Peter Byrne, NORTH BAY BOHEMIAN
Instagram users love the captive tule elk hoofing Tomales Point at the northern tip of Point Reyes National Seashore.
The sleek, befurred mammals seem to commune with tourists who stroll a well-traveled trail in the preserve. Tule elk are Yoda-like, with big, brown eyes. They trumpet, munch flowers and make love in harems.
According to a 1998 National Park Service brochure, “Given the mild climate and lush habitat of Tomales Point, the elk live in a virtual paradise.”
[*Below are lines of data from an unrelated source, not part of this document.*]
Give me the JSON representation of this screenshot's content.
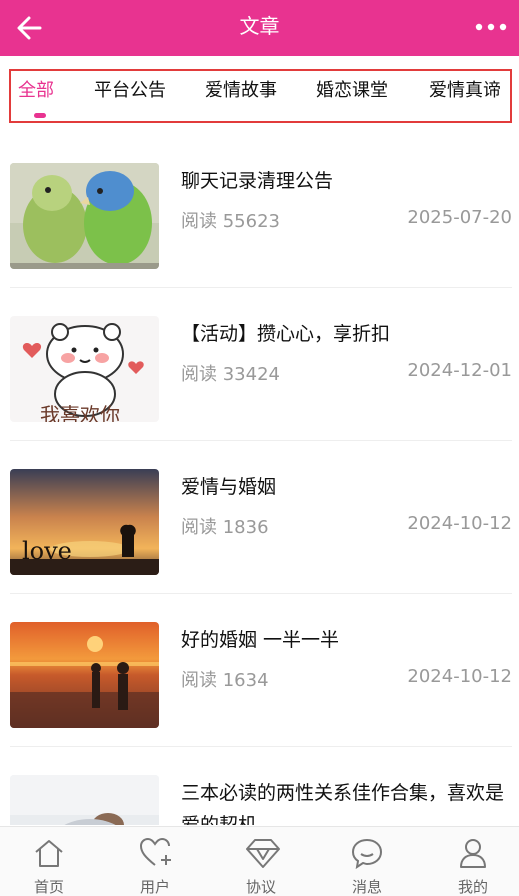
{
  "header": {
    "title": "文章",
    "back_icon": "arrow-left-icon",
    "more_icon": "more-dots-icon",
    "bg_color": "#e83390"
  },
  "tabs": [
    {
      "label": "全部",
      "active": true
    },
    {
      "label": "平台公告",
      "active": false
    },
    {
      "label": "爱情故事",
      "active": false
    },
    {
      "label": "婚恋课堂",
      "active": false
    },
    {
      "label": "爱情真谛",
      "active": false
    }
  ],
  "articles": [
    {
      "title": "聊天记录清理公告",
      "reads": "阅读 55623",
      "date": "2025-07-20",
      "thumb": "parrots"
    },
    {
      "title": "【活动】攒心心，享折扣",
      "reads": "阅读 33424",
      "date": "2024-12-01",
      "thumb": "cartoon-bear",
      "thumb_text": "我喜欢你"
    },
    {
      "title": "爱情与婚姻",
      "reads": "阅读 1836",
      "date": "2024-10-12",
      "thumb": "sunset-love",
      "thumb_text": "love"
    },
    {
      "title": "好的婚姻 一半一半",
      "reads": "阅读 1634",
      "date": "2024-10-12",
      "thumb": "beach-couple"
    },
    {
      "title": "三本必读的两性关系佳作合集，喜欢是爱的契机",
      "thumb": "couple-photo"
    }
  ],
  "bottom_nav": [
    {
      "label": "首页",
      "icon": "home-icon"
    },
    {
      "label": "用户",
      "icon": "heart-plus-icon"
    },
    {
      "label": "协议",
      "icon": "diamond-icon"
    },
    {
      "label": "消息",
      "icon": "chat-icon"
    },
    {
      "label": "我的",
      "icon": "user-icon"
    }
  ]
}
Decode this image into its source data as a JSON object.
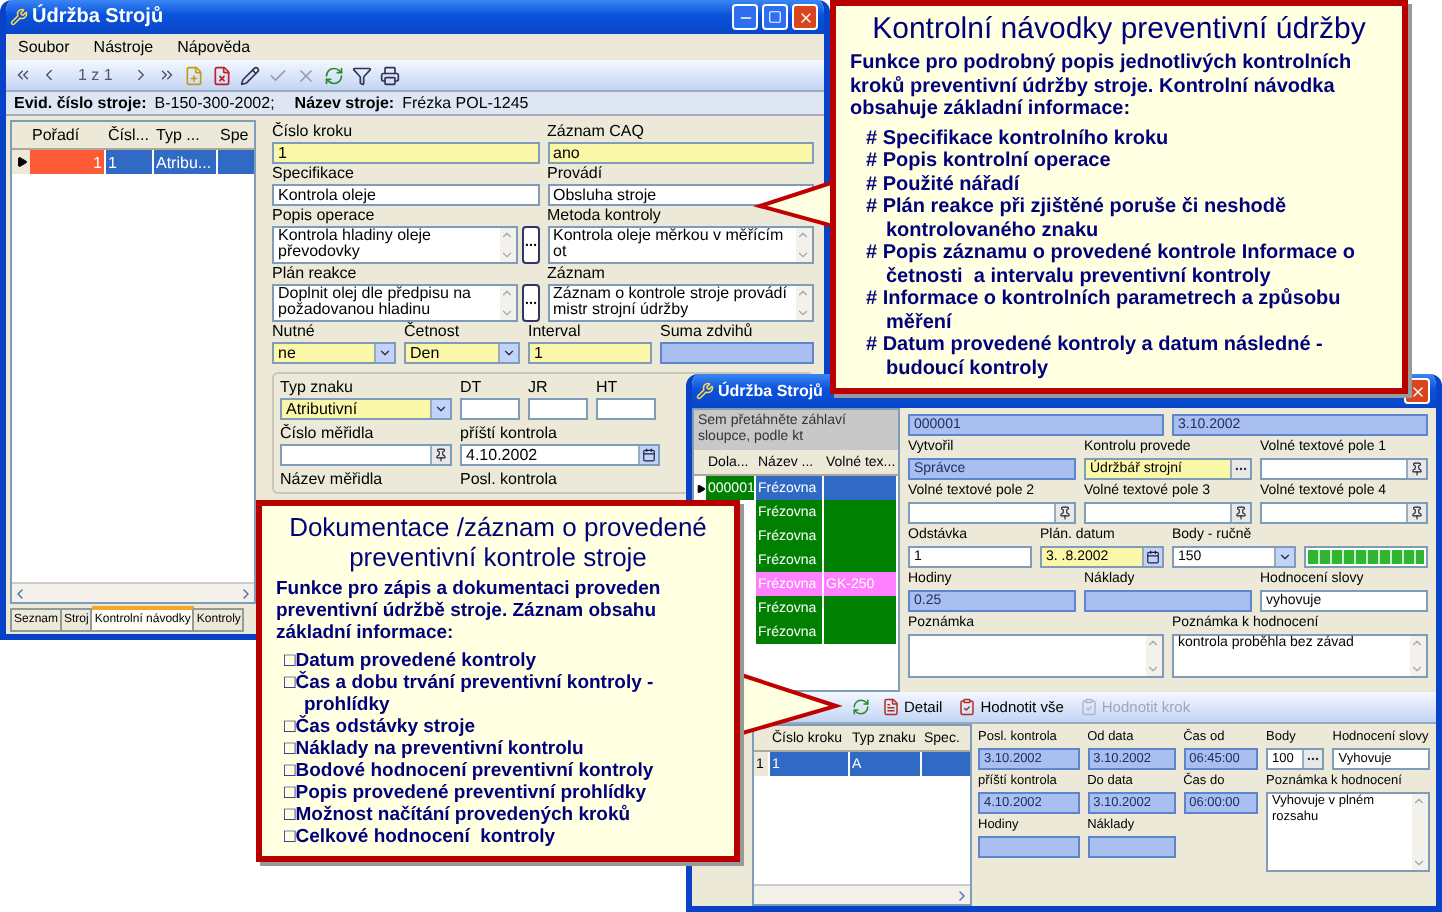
{
  "main_window": {
    "title": "Údržba Strojů",
    "menu": [
      "Soubor",
      "Nástroje",
      "Nápověda"
    ],
    "record_counter": "1 z 1",
    "machine_info": [
      {
        "label": "Evid. číslo stroje:",
        "value": "B-150-300-2002;"
      },
      {
        "label": "Název stroje:",
        "value": "Frézka POL-1245"
      }
    ],
    "step_list": {
      "columns": [
        "Pořadí",
        "Čísl...",
        "Typ ...",
        "Spe"
      ],
      "rows": [
        {
          "cells": [
            "1",
            "1",
            "Atribu..."
          ],
          "selected": true
        }
      ]
    },
    "form_rows": [
      [
        {
          "label": "Číslo kroku",
          "value": "1",
          "kind": "text",
          "required": true,
          "readonly": false
        },
        {
          "label": "Záznam CAQ",
          "value": "ano",
          "kind": "text",
          "required": true,
          "readonly": false
        }
      ],
      [
        {
          "label": "Specifikace",
          "value": "Kontrola oleje",
          "kind": "text",
          "required": false,
          "readonly": false
        },
        {
          "label": "Provádí",
          "value": "Obsluha stroje",
          "kind": "text",
          "required": false,
          "readonly": false
        }
      ],
      [
        {
          "label": "Popis operace",
          "value": "Kontrola hladiny oleje převodovky",
          "kind": "memo_picker",
          "required": false,
          "readonly": false
        },
        {
          "label": "Metoda kontroly",
          "value": "Kontrola oleje měrkou v měřícím ot",
          "kind": "memo",
          "required": false,
          "readonly": false
        }
      ],
      [
        {
          "label": "Plán reakce",
          "value": "Doplnit olej dle předpisu na požadovanou hladinu",
          "kind": "memo_picker",
          "required": false,
          "readonly": false
        },
        {
          "label": "Záznam",
          "value": "Záznam o kontrole stroje provádí mistr strojní údržby",
          "kind": "memo",
          "required": false,
          "readonly": false
        }
      ],
      [
        {
          "label": "Nutné",
          "value": "ne",
          "kind": "combo",
          "required": true,
          "readonly": false
        },
        {
          "label": "Četnost",
          "value": "Den",
          "kind": "combo",
          "required": true,
          "readonly": false
        },
        {
          "label": "Interval",
          "value": "1",
          "kind": "text",
          "required": true,
          "readonly": false
        },
        {
          "label": "Suma zdvihů",
          "kind": "text",
          "required": false,
          "readonly": true
        }
      ]
    ],
    "gauge_rows": [
      [
        {
          "label": "Typ znaku",
          "value": "Atributivní",
          "kind": "combo",
          "required": true,
          "readonly": false
        },
        {
          "label": "DT",
          "kind": "text",
          "required": false,
          "readonly": false
        },
        {
          "label": "JR",
          "kind": "text",
          "required": false,
          "readonly": false
        },
        {
          "label": "HT",
          "kind": "text",
          "required": false,
          "readonly": false
        }
      ],
      [
        {
          "label": "Číslo měřidla",
          "kind": "lookup",
          "required": false,
          "readonly": false
        },
        {
          "label": "příští kontrola",
          "value": "4.10.2002",
          "kind": "date",
          "required": false,
          "readonly": false
        }
      ],
      [
        {
          "label": "Název měřidla",
          "kind": "caption"
        },
        {
          "label": "Posl. kontrola",
          "kind": "caption"
        }
      ]
    ],
    "tabs": [
      {
        "label": "Seznam",
        "selected": false
      },
      {
        "label": "Stroj",
        "selected": false
      },
      {
        "label": "Kontrolní návodky",
        "selected": true
      },
      {
        "label": "Kontroly",
        "selected": false
      }
    ]
  },
  "record_window": {
    "title": "Údržba Strojů",
    "group_hint": "Sem přetáhněte záhlaví sloupce, podle kt",
    "machine_list": {
      "columns": [
        "Dola...",
        "Název ...",
        "Volné tex..."
      ],
      "rows": [
        {
          "code": "000001",
          "name": "Frézovna",
          "selected": true,
          "color": "#008000"
        },
        {
          "name": "Frézovna",
          "selected": false,
          "color": "#008000"
        },
        {
          "name": "Frézovna",
          "selected": false,
          "color": "#008000"
        },
        {
          "name": "Frézovna",
          "selected": false,
          "color": "#008000"
        },
        {
          "name": "Frézovna",
          "note": "GK-250",
          "selected": false,
          "color": "#ff80ff"
        },
        {
          "name": "Frézovna",
          "selected": false,
          "color": "#008000"
        },
        {
          "name": "Frézovna",
          "selected": false,
          "color": "#008000"
        }
      ]
    },
    "record_rows": [
      [
        {
          "value": "000001",
          "kind": "text",
          "required": false,
          "readonly": true
        },
        {
          "value": "3.10.2002",
          "kind": "text",
          "required": false,
          "readonly": true
        }
      ],
      [
        {
          "label": "Vytvořil",
          "value": "Správce",
          "kind": "text",
          "required": false,
          "readonly": true
        },
        {
          "label": "Kontrolu provede",
          "value": "Údržbář strojní",
          "kind": "picker",
          "required": true,
          "readonly": false
        },
        {
          "label": "Volné textové pole 1",
          "kind": "lookup",
          "required": false,
          "readonly": false
        }
      ],
      [
        {
          "label": "Volné textové pole 2",
          "kind": "lookup",
          "required": false,
          "readonly": false
        },
        {
          "label": "Volné textové pole 3",
          "kind": "lookup",
          "required": false,
          "readonly": false
        },
        {
          "label": "Volné textové pole 4",
          "kind": "lookup",
          "required": false,
          "readonly": false
        }
      ],
      [
        {
          "label": "Odstávka",
          "value": "1",
          "kind": "text",
          "required": false,
          "readonly": false
        },
        {
          "label": "Plán. datum",
          "value": "3. .8.2002",
          "kind": "date",
          "required": true,
          "readonly": false
        },
        {
          "label": "Body - ručně",
          "value": "150",
          "kind": "combo",
          "required": false,
          "readonly": false
        },
        {
          "kind": "meter",
          "level": 1
        }
      ],
      [
        {
          "label": "Hodiny",
          "value": "0.25",
          "kind": "text",
          "required": false,
          "readonly": true
        },
        {
          "label": "Náklady",
          "kind": "text",
          "required": false,
          "readonly": true
        },
        {
          "label": "Hodnocení slovy",
          "value": "vyhovuje",
          "kind": "text",
          "required": false,
          "readonly": false
        }
      ],
      [
        {
          "label": "Poznámka",
          "kind": "memo",
          "required": false,
          "readonly": false
        },
        {
          "label": "Poznámka k hodnocení",
          "value": "kontrola proběhla bez závad",
          "kind": "memo",
          "required": false,
          "readonly": false
        }
      ]
    ],
    "actions": [
      {
        "label": "Detail",
        "disabled": false
      },
      {
        "label": "Hodnotit vše",
        "disabled": false
      },
      {
        "label": "Hodnotit krok",
        "disabled": true
      }
    ],
    "step_list": {
      "columns": [
        "Číslo kroku",
        "Typ znaku",
        "Spec."
      ],
      "rows": [
        {
          "number": "1",
          "cells": [
            "1",
            "A"
          ],
          "selected": true
        }
      ]
    },
    "check_rows": [
      [
        {
          "label": "Posl. kontrola",
          "value": "3.10.2002",
          "kind": "text",
          "required": false,
          "readonly": true
        },
        {
          "label": "Od data",
          "value": "3.10.2002",
          "kind": "text",
          "required": false,
          "readonly": true
        },
        {
          "label": "Čas od",
          "value": "06:45:00",
          "kind": "text",
          "required": false,
          "readonly": true
        }
      ],
      [
        {
          "label": "příští kontrola",
          "value": "4.10.2002",
          "kind": "text",
          "required": false,
          "readonly": true
        },
        {
          "label": "Do data",
          "value": "3.10.2002",
          "kind": "text",
          "required": false,
          "readonly": true
        },
        {
          "label": "Čas do",
          "value": "06:00:00",
          "kind": "text",
          "required": false,
          "readonly": true
        }
      ],
      [
        {
          "label": "Hodiny",
          "kind": "text",
          "required": false,
          "readonly": true
        },
        {
          "label": "Náklady",
          "kind": "text",
          "required": false,
          "readonly": true
        }
      ]
    ],
    "rating_rows": [
      [
        {
          "label": "Body",
          "value": "100",
          "kind": "picker",
          "required": false,
          "readonly": false
        },
        {
          "label": "Hodnocení slovy",
          "value": "Vyhovuje",
          "kind": "text",
          "required": false,
          "readonly": false
        }
      ],
      [
        {
          "label": "Poznámka k hodnocení",
          "value": "Vyhovuje v plném rozsahu",
          "kind": "memo",
          "required": false,
          "readonly": false
        }
      ]
    ]
  },
  "callouts": [
    {
      "title": "Kontrolní návodky preventivní údržby",
      "intro": "Funkce pro podrobný popis jednotlivých kontrolních kroků preventivní údržby stroje. Kontrolní návodka obsahuje základní informace:",
      "items": [
        "# Specifikace kontrolního kroku",
        "# Popis kontrolní operace",
        "# Použité nářadí",
        "# Plán reakce při zjištěné poruše či neshodě kontrolovaného znaku",
        "# Popis záznamu o provedené kontrole Informace o četnosti  a intervalu preventivní kontroly",
        "# Informace o kontrolních parametrech a způsobu měření",
        "# Datum provedené kontroly a datum následné - budoucí kontroly"
      ]
    },
    {
      "title": "Dokumentace /záznam o provedené preventivní kontrole stroje",
      "intro": "Funkce pro zápis a dokumentaci proveden preventivní údržbě stroje. Záznam obsahu základní informace:",
      "items": [
        "□Datum provedené kontroly",
        "□Čas a dobu trvání preventivní kontroly - prohlídky",
        "□Čas odstávky stroje",
        "□Náklady na preventivní kontrolu",
        "□Bodové hodnocení preventivní kontroly",
        "□Popis provedené preventivní prohlídky",
        "□Možnost načítání provedených kroků",
        "□Celkové hodnocení  kontroly"
      ]
    }
  ]
}
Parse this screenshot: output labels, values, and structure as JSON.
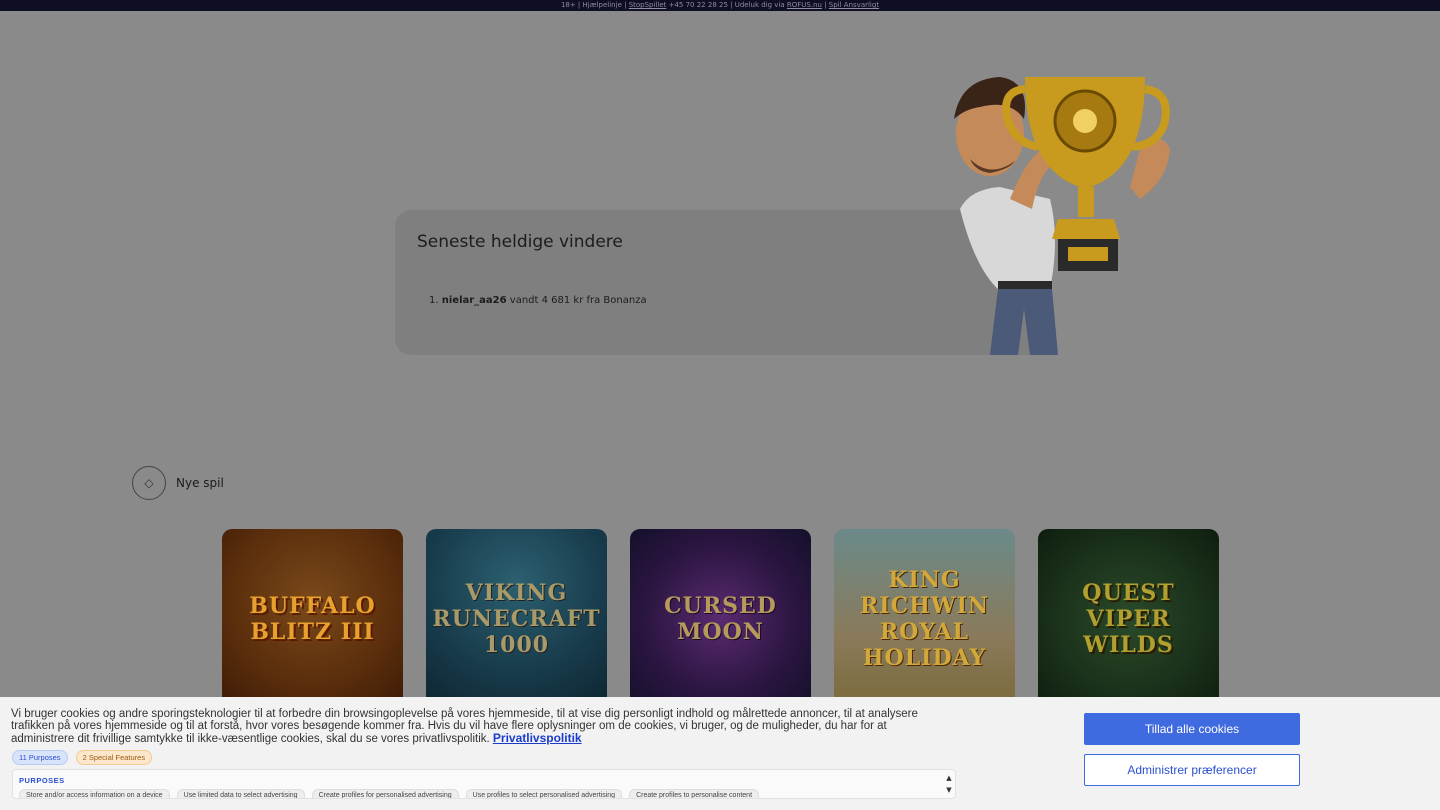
{
  "topbar": {
    "prefix": "18+ | Hjælpelinje | ",
    "stop_link": "StopSpillet",
    "phone": " +45 70 22 28 25 | Udeluk dig via ",
    "rofus_link": "ROFUS.nu",
    "sep": " | ",
    "responsible_link": "Spil Ansvarligt"
  },
  "winners": {
    "title": "Seneste heldige vindere",
    "items": [
      {
        "rank": "1.",
        "user": "nielar_aa26",
        "text": " vandt 4 681 kr fra Bonanza"
      }
    ]
  },
  "new_games": {
    "title": "Nye spil",
    "icon": "diamond-icon",
    "games": [
      {
        "title": "BUFFALO BLITZ III"
      },
      {
        "title": "VIKING RUNECRAFT 1000"
      },
      {
        "title": "CURSED MOON"
      },
      {
        "title": "KING RICHWIN ROYAL HOLIDAY"
      },
      {
        "title": "QUEST VIPER WILDS"
      }
    ]
  },
  "cookie": {
    "text": "Vi bruger cookies og andre sporingsteknologier til at forbedre din browsingoplevelse på vores hjemmeside, til at vise dig personligt indhold og målrettede annoncer, til at analysere trafikken på vores hjemmeside og til at forstå, hvor vores besøgende kommer fra. Hvis du vil have flere oplysninger om de cookies, vi bruger, og de muligheder, du har for at administrere dit frivillige samtykke til ikke-væsentlige cookies, skal du se vores privatlivspolitik.",
    "privacy_link": "Privatlivspolitik",
    "chip_purposes": "11 Purposes",
    "chip_special": "2 Special Features",
    "purposes_label": "PURPOSES",
    "purposes": [
      "Store and/or access information on a device",
      "Use limited data to select advertising",
      "Create profiles for personalised advertising",
      "Use profiles to select personalised advertising",
      "Create profiles to personalise content"
    ],
    "accept_label": "Tillad alle cookies",
    "prefs_label": "Administrer præferencer"
  },
  "colors": {
    "accent": "#3f6ae0",
    "topbar_bg": "#0e0e24",
    "overlay_bg": "#8a8a8a"
  }
}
Let’s take a closer look. Using the fact-focusing lens of science, we learn that hundreds of tule elk inside the preserve are dying in agony from starvation and thirst and eating poisonous plants. They are trapped in an ecological hellscape operated by a bureaucracy that fences the animals away from forage and water for political reasons.